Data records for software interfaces
◇ ◇ ◇
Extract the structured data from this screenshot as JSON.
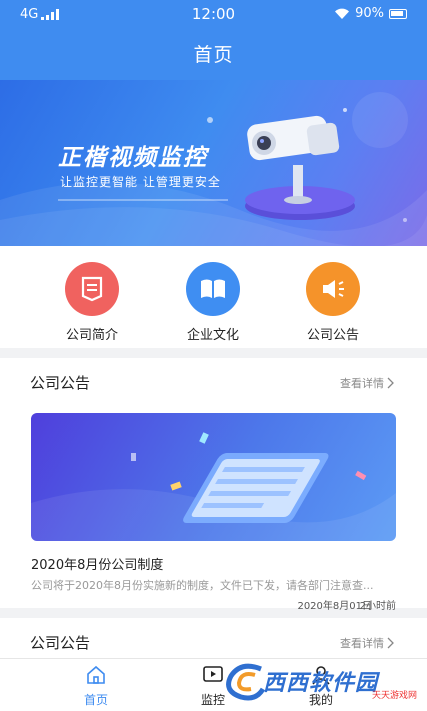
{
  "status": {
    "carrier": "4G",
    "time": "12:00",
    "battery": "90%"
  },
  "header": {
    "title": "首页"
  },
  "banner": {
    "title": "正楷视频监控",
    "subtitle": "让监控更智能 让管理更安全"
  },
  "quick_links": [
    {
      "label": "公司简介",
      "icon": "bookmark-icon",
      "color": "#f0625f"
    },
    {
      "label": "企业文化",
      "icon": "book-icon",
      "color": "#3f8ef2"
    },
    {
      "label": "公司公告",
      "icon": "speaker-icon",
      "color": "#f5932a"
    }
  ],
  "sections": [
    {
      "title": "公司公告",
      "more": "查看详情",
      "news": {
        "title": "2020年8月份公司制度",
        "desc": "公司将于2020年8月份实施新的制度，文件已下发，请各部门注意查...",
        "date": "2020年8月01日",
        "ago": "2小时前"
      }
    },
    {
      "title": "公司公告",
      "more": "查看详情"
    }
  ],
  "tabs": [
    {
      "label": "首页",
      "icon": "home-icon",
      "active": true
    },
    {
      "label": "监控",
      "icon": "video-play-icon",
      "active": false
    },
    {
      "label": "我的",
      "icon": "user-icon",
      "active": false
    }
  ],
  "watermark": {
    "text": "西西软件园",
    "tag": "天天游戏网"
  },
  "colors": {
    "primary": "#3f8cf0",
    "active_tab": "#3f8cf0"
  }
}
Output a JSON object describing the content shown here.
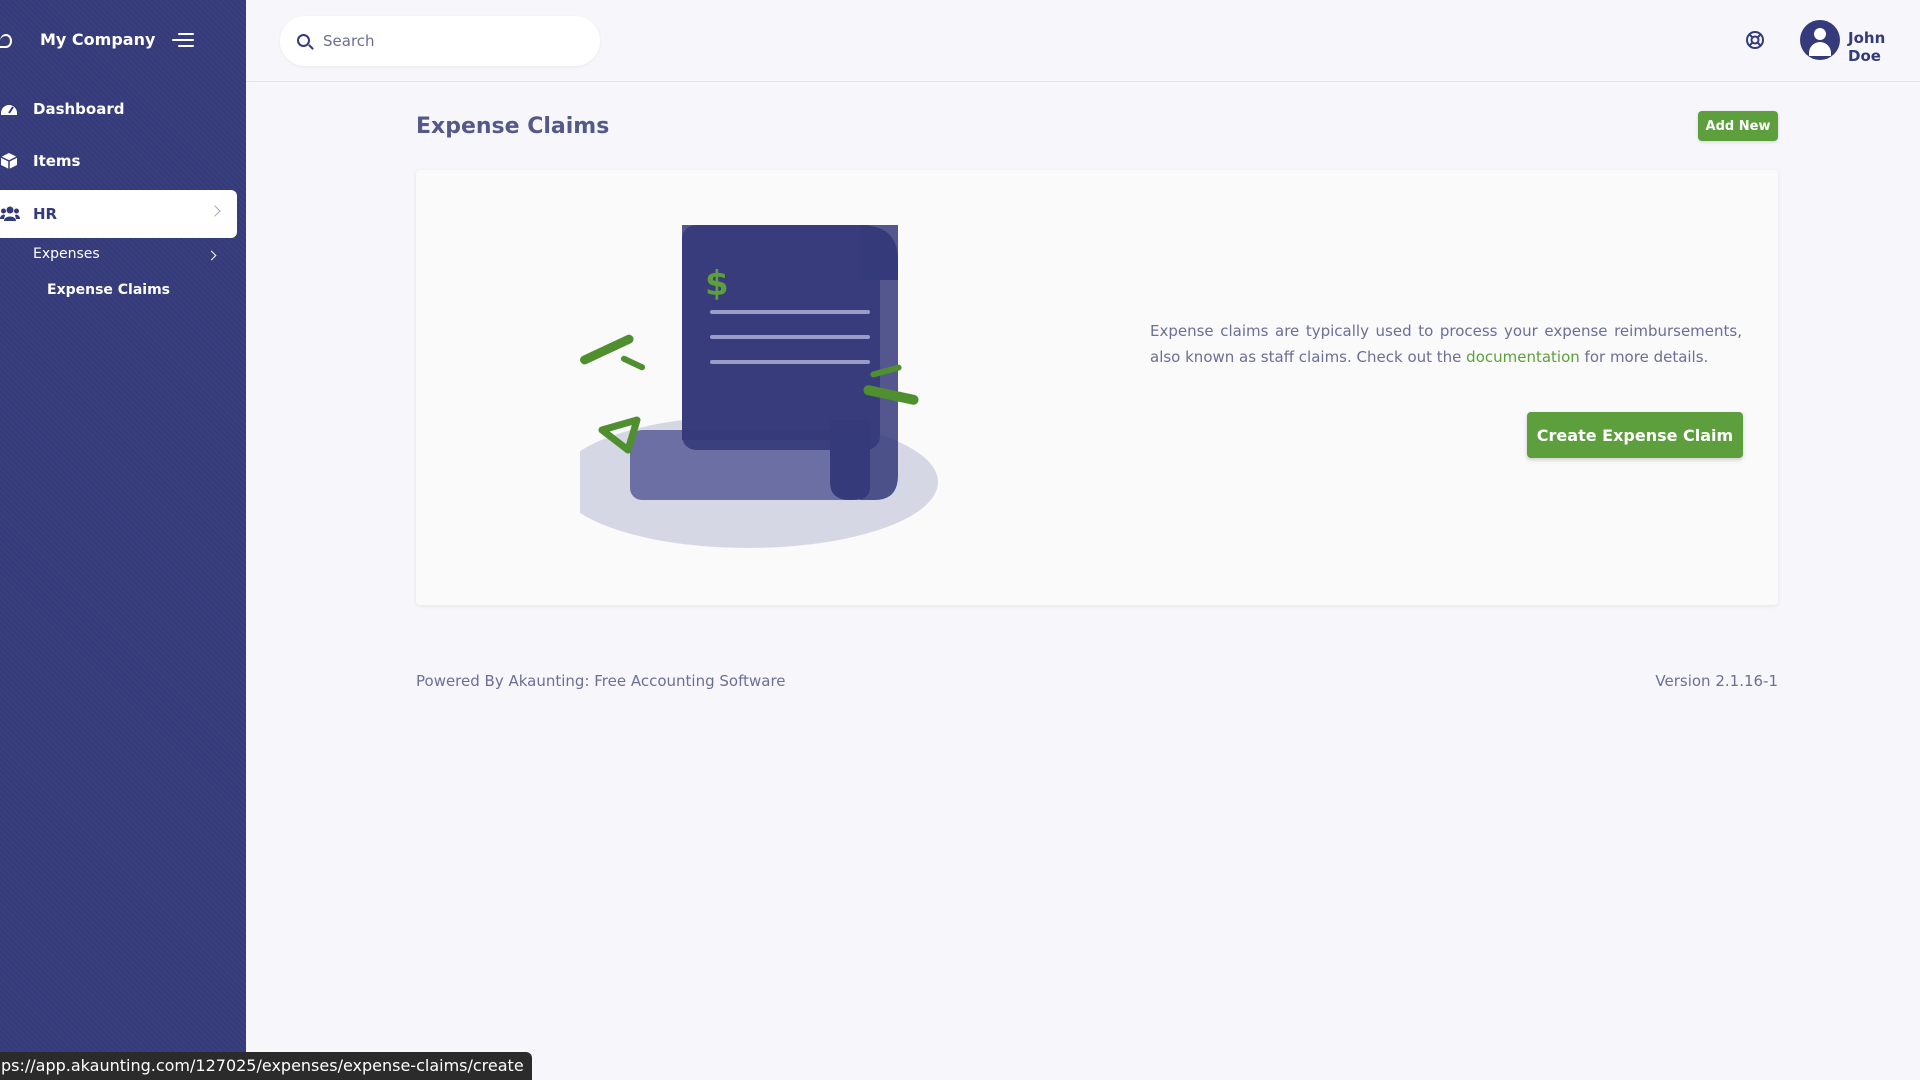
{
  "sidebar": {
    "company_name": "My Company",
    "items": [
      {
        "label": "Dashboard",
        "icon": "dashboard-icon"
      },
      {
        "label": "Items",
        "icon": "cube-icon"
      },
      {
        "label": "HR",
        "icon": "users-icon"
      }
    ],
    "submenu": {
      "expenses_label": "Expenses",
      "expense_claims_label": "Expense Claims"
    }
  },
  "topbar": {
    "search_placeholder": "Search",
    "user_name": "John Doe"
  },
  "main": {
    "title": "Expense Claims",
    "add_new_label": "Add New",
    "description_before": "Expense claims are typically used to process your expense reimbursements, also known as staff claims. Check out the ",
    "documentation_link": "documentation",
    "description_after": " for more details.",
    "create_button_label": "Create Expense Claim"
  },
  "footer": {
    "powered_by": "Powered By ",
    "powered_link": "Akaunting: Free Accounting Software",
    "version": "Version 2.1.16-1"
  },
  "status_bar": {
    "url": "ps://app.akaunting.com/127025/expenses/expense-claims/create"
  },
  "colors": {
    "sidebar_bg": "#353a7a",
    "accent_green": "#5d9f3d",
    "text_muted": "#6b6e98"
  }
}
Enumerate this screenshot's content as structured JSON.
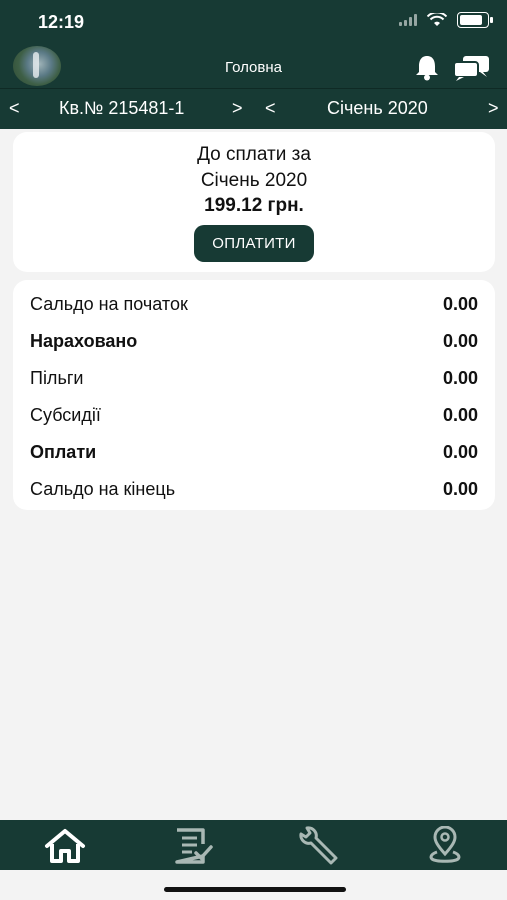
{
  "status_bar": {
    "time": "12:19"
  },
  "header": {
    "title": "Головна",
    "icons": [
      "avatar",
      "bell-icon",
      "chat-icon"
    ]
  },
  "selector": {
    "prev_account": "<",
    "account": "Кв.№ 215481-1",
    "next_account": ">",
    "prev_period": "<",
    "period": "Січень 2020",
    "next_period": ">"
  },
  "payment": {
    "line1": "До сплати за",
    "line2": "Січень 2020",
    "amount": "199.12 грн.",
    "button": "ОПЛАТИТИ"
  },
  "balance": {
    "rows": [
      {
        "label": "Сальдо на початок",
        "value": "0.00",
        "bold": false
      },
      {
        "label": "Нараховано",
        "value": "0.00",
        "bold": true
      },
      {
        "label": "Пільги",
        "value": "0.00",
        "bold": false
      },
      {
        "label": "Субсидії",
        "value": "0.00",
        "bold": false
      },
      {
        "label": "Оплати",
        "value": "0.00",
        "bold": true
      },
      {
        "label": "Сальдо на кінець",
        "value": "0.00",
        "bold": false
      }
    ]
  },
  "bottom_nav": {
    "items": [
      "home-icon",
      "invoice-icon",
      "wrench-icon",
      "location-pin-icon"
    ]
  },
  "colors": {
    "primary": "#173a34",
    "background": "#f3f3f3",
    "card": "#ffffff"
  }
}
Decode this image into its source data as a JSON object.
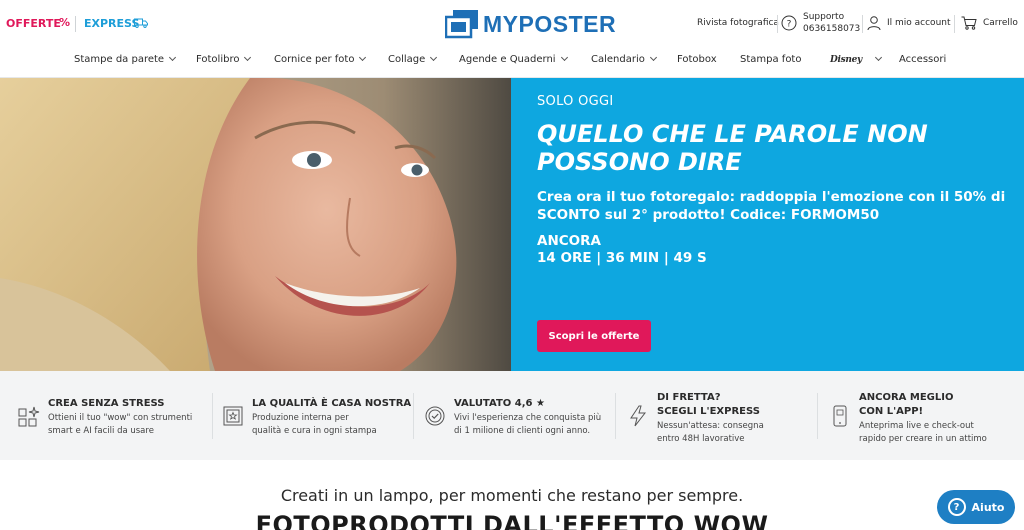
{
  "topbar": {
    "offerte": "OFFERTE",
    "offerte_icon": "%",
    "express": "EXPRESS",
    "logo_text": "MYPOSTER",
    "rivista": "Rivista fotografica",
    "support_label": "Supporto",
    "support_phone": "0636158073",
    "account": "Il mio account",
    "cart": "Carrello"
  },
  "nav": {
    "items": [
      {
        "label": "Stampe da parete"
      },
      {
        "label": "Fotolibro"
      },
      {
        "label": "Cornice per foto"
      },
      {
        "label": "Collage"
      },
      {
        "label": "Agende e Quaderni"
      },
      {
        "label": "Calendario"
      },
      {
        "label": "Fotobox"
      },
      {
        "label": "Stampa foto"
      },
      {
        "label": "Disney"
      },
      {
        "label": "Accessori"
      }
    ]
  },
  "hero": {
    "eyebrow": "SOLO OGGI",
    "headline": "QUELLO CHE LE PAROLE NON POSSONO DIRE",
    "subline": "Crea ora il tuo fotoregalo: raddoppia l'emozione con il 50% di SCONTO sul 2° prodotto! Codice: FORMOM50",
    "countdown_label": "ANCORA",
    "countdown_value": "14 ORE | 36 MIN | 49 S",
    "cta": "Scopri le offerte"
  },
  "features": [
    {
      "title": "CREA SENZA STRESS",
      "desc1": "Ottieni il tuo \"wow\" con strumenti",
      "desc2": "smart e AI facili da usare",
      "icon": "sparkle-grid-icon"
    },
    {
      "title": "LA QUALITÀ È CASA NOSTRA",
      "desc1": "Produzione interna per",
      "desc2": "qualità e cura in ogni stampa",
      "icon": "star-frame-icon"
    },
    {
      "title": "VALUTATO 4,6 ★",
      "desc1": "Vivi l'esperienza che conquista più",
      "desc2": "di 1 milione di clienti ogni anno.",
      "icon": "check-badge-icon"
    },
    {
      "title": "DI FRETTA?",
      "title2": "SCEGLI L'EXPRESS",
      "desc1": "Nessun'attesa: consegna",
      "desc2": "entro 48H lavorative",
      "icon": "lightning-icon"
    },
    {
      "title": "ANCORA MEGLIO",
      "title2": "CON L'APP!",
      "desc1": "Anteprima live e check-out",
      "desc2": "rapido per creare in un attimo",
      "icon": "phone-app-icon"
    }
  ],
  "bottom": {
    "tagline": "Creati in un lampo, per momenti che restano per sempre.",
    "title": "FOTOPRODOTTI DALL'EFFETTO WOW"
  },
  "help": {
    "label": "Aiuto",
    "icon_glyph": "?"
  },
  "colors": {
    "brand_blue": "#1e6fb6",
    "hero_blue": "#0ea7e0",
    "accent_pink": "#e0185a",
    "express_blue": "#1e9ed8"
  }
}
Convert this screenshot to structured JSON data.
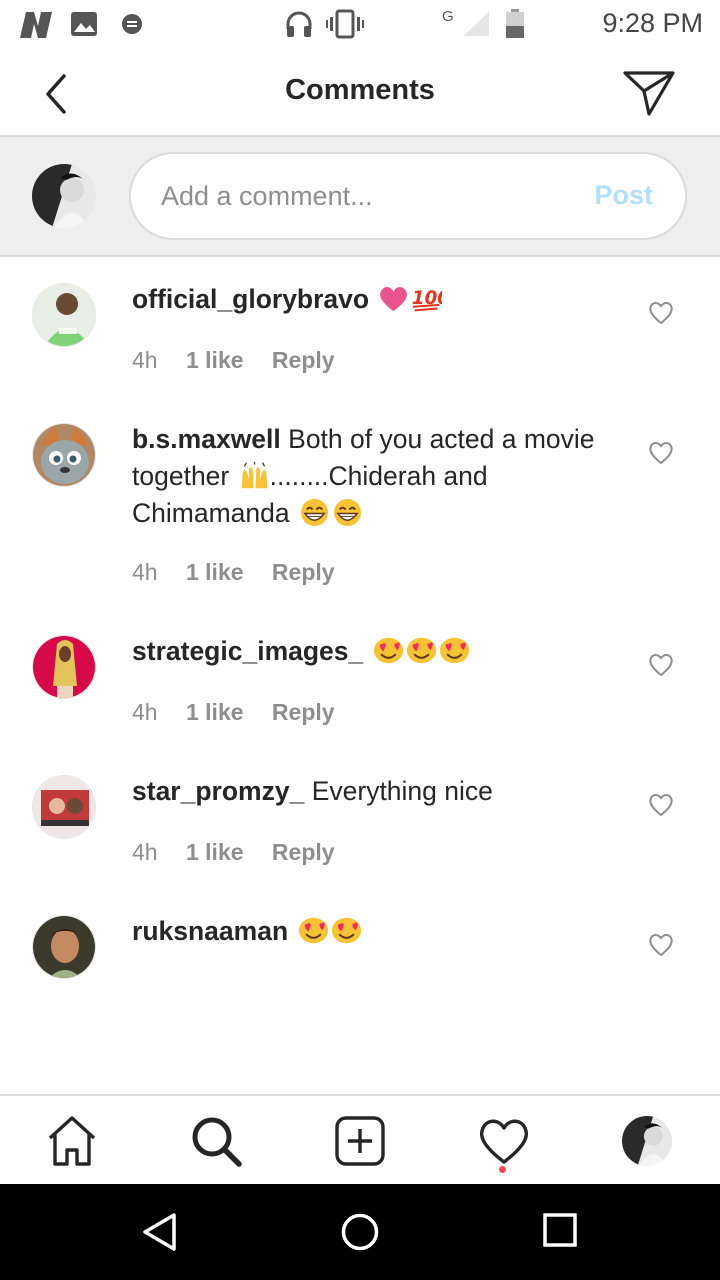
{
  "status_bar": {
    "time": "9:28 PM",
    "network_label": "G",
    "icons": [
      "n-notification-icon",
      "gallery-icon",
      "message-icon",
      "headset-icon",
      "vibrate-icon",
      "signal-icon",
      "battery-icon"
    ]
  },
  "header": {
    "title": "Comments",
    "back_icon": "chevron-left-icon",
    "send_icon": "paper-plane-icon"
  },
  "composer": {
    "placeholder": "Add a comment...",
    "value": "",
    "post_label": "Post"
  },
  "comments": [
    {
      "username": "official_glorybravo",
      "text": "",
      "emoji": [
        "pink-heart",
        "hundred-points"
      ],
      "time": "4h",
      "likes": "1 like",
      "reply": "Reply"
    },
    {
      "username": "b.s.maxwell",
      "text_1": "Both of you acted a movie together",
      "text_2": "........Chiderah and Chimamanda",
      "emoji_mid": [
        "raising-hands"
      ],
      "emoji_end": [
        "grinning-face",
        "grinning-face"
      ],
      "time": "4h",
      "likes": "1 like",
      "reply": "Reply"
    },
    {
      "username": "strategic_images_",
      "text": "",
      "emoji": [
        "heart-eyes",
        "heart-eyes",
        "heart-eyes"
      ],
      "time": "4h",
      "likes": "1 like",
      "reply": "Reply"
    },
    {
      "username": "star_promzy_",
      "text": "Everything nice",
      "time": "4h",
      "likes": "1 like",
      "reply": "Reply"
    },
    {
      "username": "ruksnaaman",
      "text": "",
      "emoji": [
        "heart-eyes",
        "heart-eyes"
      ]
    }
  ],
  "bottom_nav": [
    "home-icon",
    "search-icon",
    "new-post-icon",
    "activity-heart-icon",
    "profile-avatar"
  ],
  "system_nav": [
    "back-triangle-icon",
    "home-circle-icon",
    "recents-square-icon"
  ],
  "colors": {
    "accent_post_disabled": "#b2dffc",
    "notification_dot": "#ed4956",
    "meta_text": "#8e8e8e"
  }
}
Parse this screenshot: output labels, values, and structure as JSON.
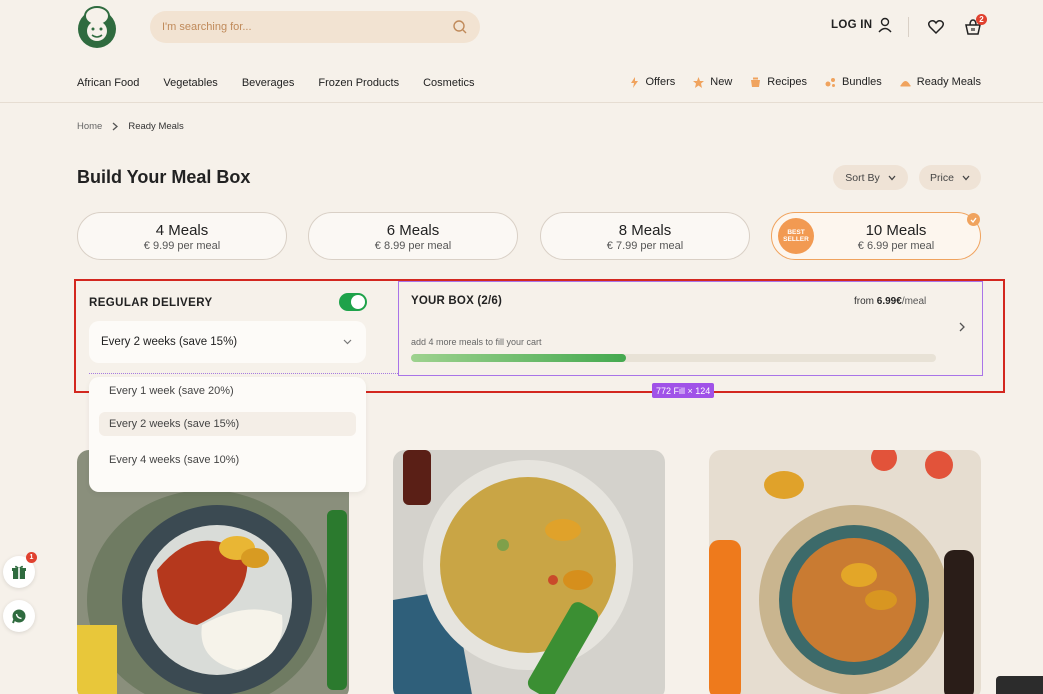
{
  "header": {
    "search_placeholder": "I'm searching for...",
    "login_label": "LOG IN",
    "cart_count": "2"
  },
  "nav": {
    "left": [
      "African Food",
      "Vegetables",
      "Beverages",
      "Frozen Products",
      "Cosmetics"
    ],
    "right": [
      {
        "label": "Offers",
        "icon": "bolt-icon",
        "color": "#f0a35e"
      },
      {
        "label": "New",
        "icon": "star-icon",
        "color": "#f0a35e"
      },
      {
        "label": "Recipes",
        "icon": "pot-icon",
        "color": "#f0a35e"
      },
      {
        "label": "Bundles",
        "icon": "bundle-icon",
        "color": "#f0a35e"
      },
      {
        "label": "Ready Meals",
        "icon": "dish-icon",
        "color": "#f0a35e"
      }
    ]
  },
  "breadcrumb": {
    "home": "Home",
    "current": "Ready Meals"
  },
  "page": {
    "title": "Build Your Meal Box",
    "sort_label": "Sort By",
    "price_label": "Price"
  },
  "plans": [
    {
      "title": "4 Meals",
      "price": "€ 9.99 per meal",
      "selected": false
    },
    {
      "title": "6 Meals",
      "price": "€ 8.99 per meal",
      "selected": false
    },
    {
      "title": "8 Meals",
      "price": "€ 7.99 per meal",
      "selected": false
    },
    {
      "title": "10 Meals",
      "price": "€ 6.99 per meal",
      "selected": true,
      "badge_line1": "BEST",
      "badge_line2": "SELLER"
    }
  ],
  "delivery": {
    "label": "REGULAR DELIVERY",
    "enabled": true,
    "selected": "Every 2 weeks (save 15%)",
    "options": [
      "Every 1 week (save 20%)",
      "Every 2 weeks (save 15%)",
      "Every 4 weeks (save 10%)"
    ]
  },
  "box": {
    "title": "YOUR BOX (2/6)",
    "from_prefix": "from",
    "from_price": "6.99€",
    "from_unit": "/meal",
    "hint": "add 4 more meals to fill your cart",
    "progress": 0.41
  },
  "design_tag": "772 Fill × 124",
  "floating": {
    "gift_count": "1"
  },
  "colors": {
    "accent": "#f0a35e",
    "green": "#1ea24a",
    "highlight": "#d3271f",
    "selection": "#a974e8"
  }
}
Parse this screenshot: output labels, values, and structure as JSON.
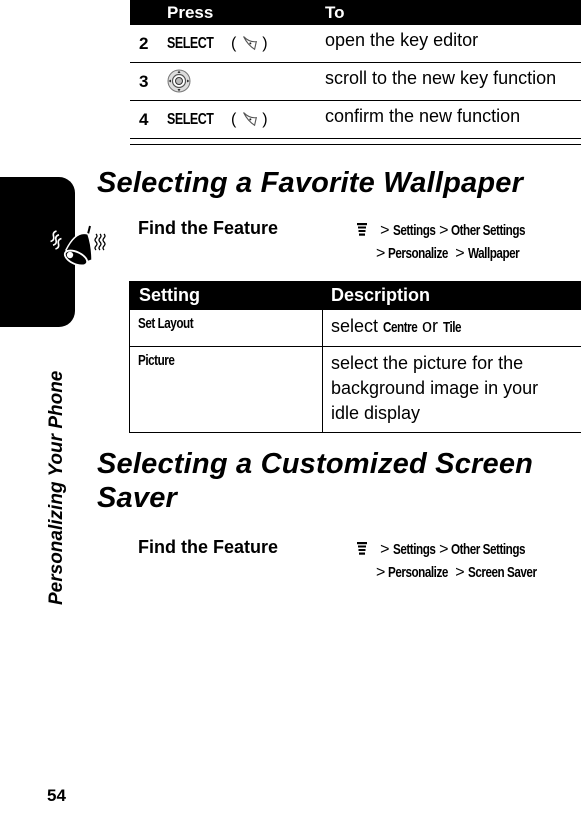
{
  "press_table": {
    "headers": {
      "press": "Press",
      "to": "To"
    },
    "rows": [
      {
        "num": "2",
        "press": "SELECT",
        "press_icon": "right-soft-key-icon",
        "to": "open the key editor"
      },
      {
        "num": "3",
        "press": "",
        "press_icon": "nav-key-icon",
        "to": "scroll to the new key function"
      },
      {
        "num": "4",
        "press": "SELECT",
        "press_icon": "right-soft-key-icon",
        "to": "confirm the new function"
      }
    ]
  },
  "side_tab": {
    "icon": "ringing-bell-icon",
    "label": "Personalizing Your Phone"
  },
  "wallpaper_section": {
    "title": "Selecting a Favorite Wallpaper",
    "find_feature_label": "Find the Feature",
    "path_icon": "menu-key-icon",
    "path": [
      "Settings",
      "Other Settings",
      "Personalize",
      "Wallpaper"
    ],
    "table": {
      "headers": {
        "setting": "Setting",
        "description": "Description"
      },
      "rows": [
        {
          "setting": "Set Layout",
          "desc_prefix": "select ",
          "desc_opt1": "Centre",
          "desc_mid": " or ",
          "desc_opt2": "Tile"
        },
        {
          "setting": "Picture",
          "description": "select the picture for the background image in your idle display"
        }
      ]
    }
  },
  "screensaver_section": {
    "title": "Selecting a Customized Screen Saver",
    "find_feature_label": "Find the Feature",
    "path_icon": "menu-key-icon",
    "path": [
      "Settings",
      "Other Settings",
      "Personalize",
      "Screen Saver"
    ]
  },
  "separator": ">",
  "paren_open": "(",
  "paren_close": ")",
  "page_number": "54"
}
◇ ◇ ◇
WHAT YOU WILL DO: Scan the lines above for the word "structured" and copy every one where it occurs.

REPLY:
Extract the structured data from this screenshot as JSON.
Enumerate this screenshot's content as structured JSON.
Convert this screenshot to structured JSON data.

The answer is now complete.